We also see mobile money as the critical first step towards improving living incomes for farmers, as we build the infrastructure and capabilities for a more efficient and effective supply chain. Our aim is to create an enabling environment for smallholder finance for the future, resulting in a better entrepreneurial environment noticeable at the farmer level.
The investment in the Kokoo Fie means that all cocoa beans are recorded in a standardized management system before they are collected by larger trucks, which transfer them to central warehouses. Thanks to the bar code system, each individual bag of Ghanaian cocoa beans can be traced to the individual farm. As a result, we are creating a fully traceable supply chain down to the farmer level.
Partnering On Sustainable Cocoa Supply Chains
Third, intrinsic to the LBC, is a renewed, long-term commitment by Cargill to close collaboration with the government and our multiple, long-term partners from civil society and public and private sectors. This approach is designed to drive forward structural changes and accelerate the progress towards improving farmer incomes and livelihoods.
To analyze the impacts of the programs on the ground, we are planning to emulate the strong monitoring and evaluation system and results framework we have in place in other parts of the world, including Côte d’Ivoire.
There is more to do to secure a thriving cocoa sector in the world’s second largest producing region. However, we are encouraged by the progress being made and the opportunities that the LBC inauguration provides to Cargill, partners, customers and stakeholders.
Speaking of the LBC inauguration, Joseph Boahen Aidoo, CEO from COCOBOD shared his excitement on the future of cocoa in Ghana with us:
“We are pleased to have worked with Cargill on such an innovative project, and this shows our continued partnership with Cargill goes from strength to strength. We see this model as the future of cocoa sourcing in our country. COCOBOD will continue to work with all stakeholders in the sector to support the livelihoods of the farmers to bring about efficiency in production and at the same time environmental sustainability and transparency in the sector.”

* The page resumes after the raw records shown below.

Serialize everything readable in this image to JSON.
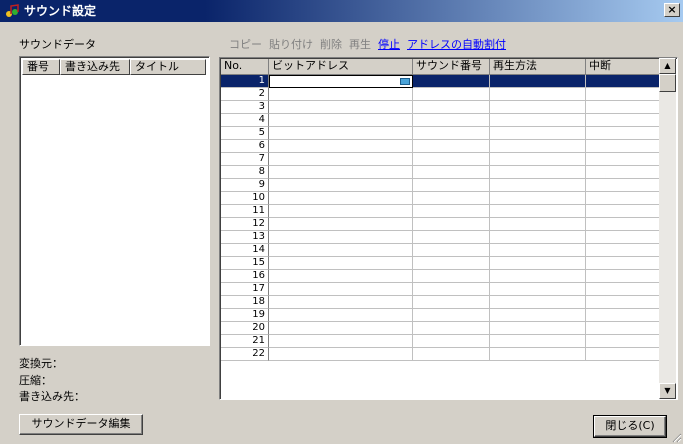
{
  "window": {
    "title": "サウンド設定",
    "close_glyph": "×"
  },
  "left_panel": {
    "heading": "サウンドデータ",
    "columns": [
      "番号",
      "書き込み先",
      "タイトル"
    ],
    "info": {
      "source_label": "変換元：",
      "compression_label": "圧縮：",
      "destination_label": "書き込み先："
    },
    "edit_button": "サウンドデータ編集"
  },
  "toolbar": {
    "copy": "コピー",
    "paste": "貼り付け",
    "delete": "削除",
    "play": "再生",
    "stop": "停止",
    "auto_assign": "アドレスの自動割付"
  },
  "grid": {
    "columns": [
      "No.",
      "ビットアドレス",
      "サウンド番号",
      "再生方法",
      "中断"
    ],
    "rows": [
      "1",
      "2",
      "3",
      "4",
      "5",
      "6",
      "7",
      "8",
      "9",
      "10",
      "11",
      "12",
      "13",
      "14",
      "15",
      "16",
      "17",
      "18",
      "19",
      "20",
      "21",
      "22"
    ],
    "selected_row": 1
  },
  "buttons": {
    "close": "閉じる(C)"
  },
  "colors": {
    "title_bar": "#0a246a",
    "selection": "#0a246a",
    "link": "#0000ff",
    "face": "#d4d0c8"
  }
}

Ultimately, we are looking forward to building on our long history in Ghana and to embracing innovative sustainability practices and the latest technologies along the way. Above all else, we are committed to improving the livelihoods of Ghanaian cocoa farmers and their communities for generations to come.
Written by Taco Terheijden, Director of Cocoa Sustainability at Cargill Cocoa & Chocolate. Mr Terheijden spent six years in cocoa trading with Cargill, before heading the company’s commercial program in Ghana from 2007-2010. Since then, he has led the company’s cocoa sustainability strategy, including the creation of the Cargill Cocoa Promise, Cargill’s commitment to improving the livelihoods of farmers and their communities to secure a thriving cocoa sector for generations to come.